From the Women’s March to the World March of Women: Grassroots Solutions to Root Causes
This Saturday marked the third annual Women’s March. Tens of thousands of people descended on cities across the United States.
It was smaller than past years’ marches, but the signs and slogans were often sharper. After a year of sexist abusers becoming judges and #MeToo spreading to workplace strikes, the new feminist movement in the U.S. has seen both challenges and opportunities.
This movement is not only burning across the country. This feminist fire is lighting up the whole world. And our partners are right there in the struggle.
The new moment has driven new conversations in the World March of Women (WMW), a Grassroots International global partner. WMW is an international feminist movement that works to eliminate the root causes of poverty and violence against women and struggles against all forms of inequality and discrimination directed at women and gender non-conforming people. They seek to build a network of women who can name root causes and offer deeper solutions in this growing movement.
The rot is everywhere.
Violence against women and gender non-conforming people remain at epidemic levels.
The #MeToo movement, founded by Tarana Burke, has exposed the rot of sexual harassment and assault across U.S. society. Nearly one in four women has experienced domestic violence; nearly one in six women has experienced sexual assault.
Meanwhile, when women like Cyntoia Brown stand up to this abuse and human trafficking, they face up to 50 years in jail before even a chance at parole. Her harsh sentence, standing alongside the seemingly free pass or light tap on the wrist for abusers, highlights a court system fundamentally skewed toward patriarchy and protecting male power.
The long march of American mass shooters is stitched with the vile threads of domestic violence and misogyny. For example, over the Thanksgiving holiday week last year, a gunman walked into Chicago’s Mercy Hospital, shooting his former fiancee and her coworkers in cold blood. He had a history of harassing female co-workers.
Still, this misogyny is international, and it is systemic. We can see it in the election of Jair Bolsonaro in Brazil. We can see it in the femicides of activists like Berta Caceres in Honduras and masses of women in Mexico (seven murders each day).
Sexism is always mixed with vile racism, militarism and violence against the land. Just as some Women’s Marches in the United States made connections to indigenous struggles here, the World March of Women (WMW) builds on the links between women in every community — from Bangladesh to Palestine.

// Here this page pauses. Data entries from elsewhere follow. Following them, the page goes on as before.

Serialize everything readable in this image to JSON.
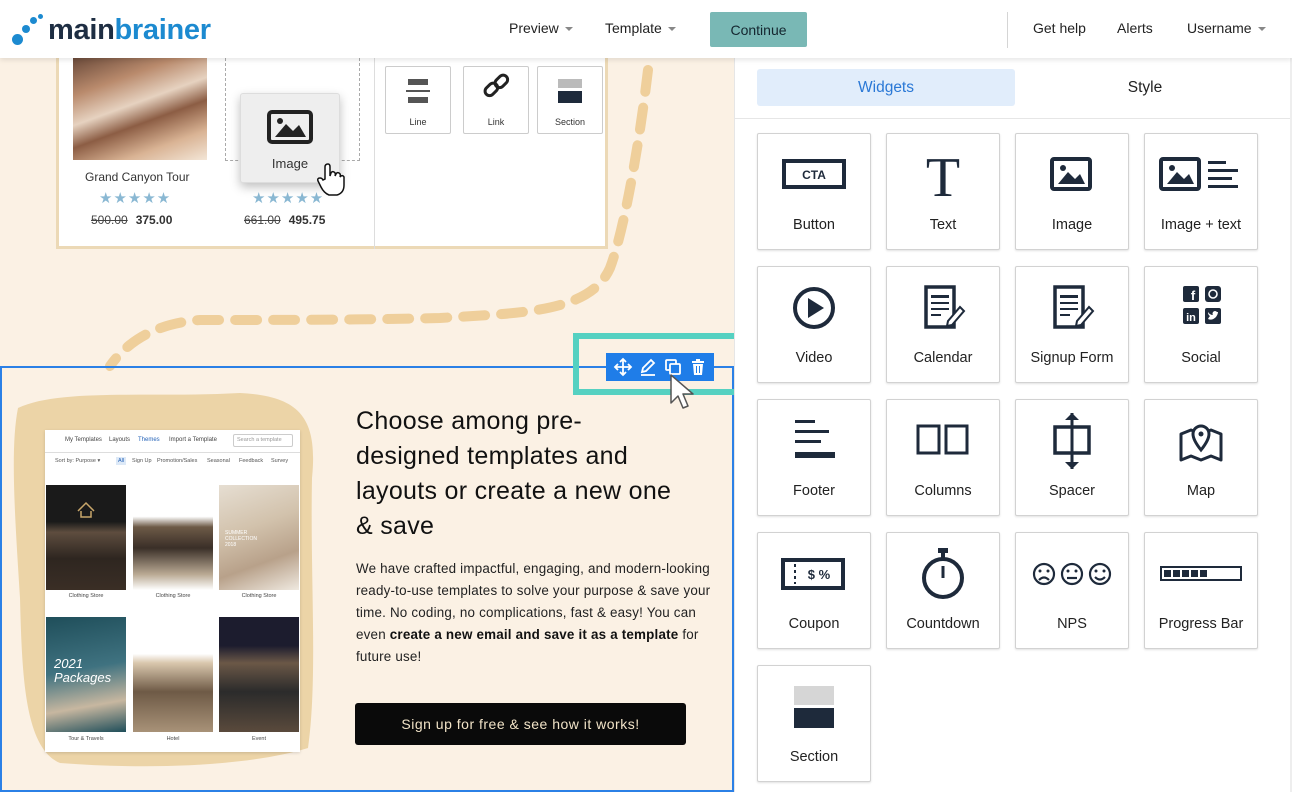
{
  "header": {
    "logo_main": "main",
    "logo_accent": "brainer",
    "nav": {
      "preview": "Preview",
      "template": "Template",
      "continue": "Continue",
      "get_help": "Get help",
      "alerts": "Alerts",
      "username": "Username"
    }
  },
  "canvas": {
    "prev_products": [
      {
        "name": "Grand Canyon Tour",
        "stars": "★★★★★",
        "old_price": "500.00",
        "price": "375.00"
      },
      {
        "name": "",
        "stars": "★★★★★",
        "old_price": "661.00",
        "price": "495.75"
      }
    ],
    "drag_widget_label": "Image",
    "mini_widgets": [
      "Line",
      "Link",
      "Section"
    ],
    "template_preview": {
      "tabs": [
        "My Templates",
        "Layouts",
        "Themes",
        "Import a Template"
      ],
      "search_placeholder": "Search a template",
      "filter_label": "Sort by: Purpose ▾",
      "filters": [
        "All",
        "Sign Up",
        "Promotion/Sales",
        "Seasonal",
        "Feedback",
        "Survey"
      ],
      "thumb_title": "SUMMER COLLECTION 2018",
      "packages_text": "2021 Packages",
      "captions": [
        "Clothing Store",
        "Clothing Store",
        "Clothing Store",
        "Tour & Travels",
        "Hotel",
        "Event"
      ]
    },
    "headline": "Choose among pre-designed templates and layouts or create a new one & save",
    "body_1": "We have crafted impactful, engaging, and modern-looking ready-to-use templates to solve your purpose & save your time. No coding, no complications, fast & easy! You can even ",
    "body_bold": "create a new email and save it as a template",
    "body_2": " for future use!",
    "cta": "Sign up for free & see how it works!",
    "toolbar_icons": [
      "move-icon",
      "edit-icon",
      "duplicate-icon",
      "delete-icon"
    ]
  },
  "panel": {
    "tabs": {
      "widgets": "Widgets",
      "style": "Style"
    },
    "widgets": [
      "Button",
      "Text",
      "Image",
      "Image + text",
      "Video",
      "Calendar",
      "Signup Form",
      "Social",
      "Footer",
      "Columns",
      "Spacer",
      "Map",
      "Coupon",
      "Countdown",
      "NPS",
      "Progress Bar",
      "Section"
    ],
    "button_icon_text": "CTA",
    "coupon_icon_text": "$ %",
    "text_icon_glyph": "T",
    "nps_faces": "☹😐☺"
  },
  "colors": {
    "accent_blue": "#2a78d6",
    "brand_dark": "#1e2e43",
    "brand_blue": "#1c8ad0",
    "continue_bg": "#79b8b5",
    "toolbar_bg": "#1f7de8",
    "highlight": "#55d1c1",
    "canvas_bg": "#fbf1e4"
  }
}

At the WMW convergence in Basque last fall, Kenyan activists talked about the many brutal femicides there, about women getting disappeared, and about women-led resistance to the systems of patriarchy that threaten women in the home, farm and workplace.
In fact, WMW activists from Africa and the Philippines were denied visas to attend the convergence in Basque, simply because of their origin.
Grassroots feminism is the solution.
Yet resistance and grassroots solutions have been sprouting all this past year.
The year 2018 began with the #MeToo movement bursting across the U.S. and over a million people attending the second Women’s March.
Global resistance thrived under the slogans like “Ni Una Menos” (not one [woman] less) . Approximately 5.4 million Spaniards took part in the Women’s Strike on March 8th. From June to August, over a million Argentinian women flooded their streets to demand the right to an abortion — to end death by unsafe abortions and as a step to end femicides as a whole.
By November, 20,000 Google workers around the world walked out in solidarity with #MeToo. They organized the brief political strike after a company coverup of a former executive’s serial sexual misconduct was exposed.
Though the Women’s March has faced attacks and challenges this year, its third annual march still brought out tens of thousands across the country.
The World March of Women supports all of these street and workplace actions, in their words, “to end the silence.” “Women’s March, Time’s up, #metoo, Ni una menos!, Vivas nos queremos! and the international women’s strike,” they write, “add up to the permanent and inevitable struggles we have been fighting.”
Marching to transform.
Not only do the World March of Women and other Grassroots International partners support these actions. They are also part of this resistance. In Basque, feminists have a tradition of marching whenever they learn of a femicide — as they did during the WMW convergence.
Coming out of their Basque conference, the World March of Women is seeking to make an even greater impact on this new feminist wave.
First, they are planning an international action, as they have every five years since 1996. While still in the early planning stage, the 2020 action will draw feminists around the globe under the slogan “We resist to live; we march to transform.”
Second, the WMW wants to offer deeper political analysis amid the resistance. The group is unapologetic, clear and organized in making connections between patriarchy and militarism, climate change and oppression. It offers analysis how the growing control of governments by right-wing parties full of hatred, racism, misogyny, discrimination and militarism threaten to control our territories: bodies, minds, earth, water, knowledge and livelihoods.
It also seeks to an offer an alternative: a world where women, trans, and gender non-conforming people can live free, without fear of violence. That world will be built by the grassroots, through struggles around the world. And until that world is won, Grassroots International will continue to stand with that struggle, providing support and solidarity.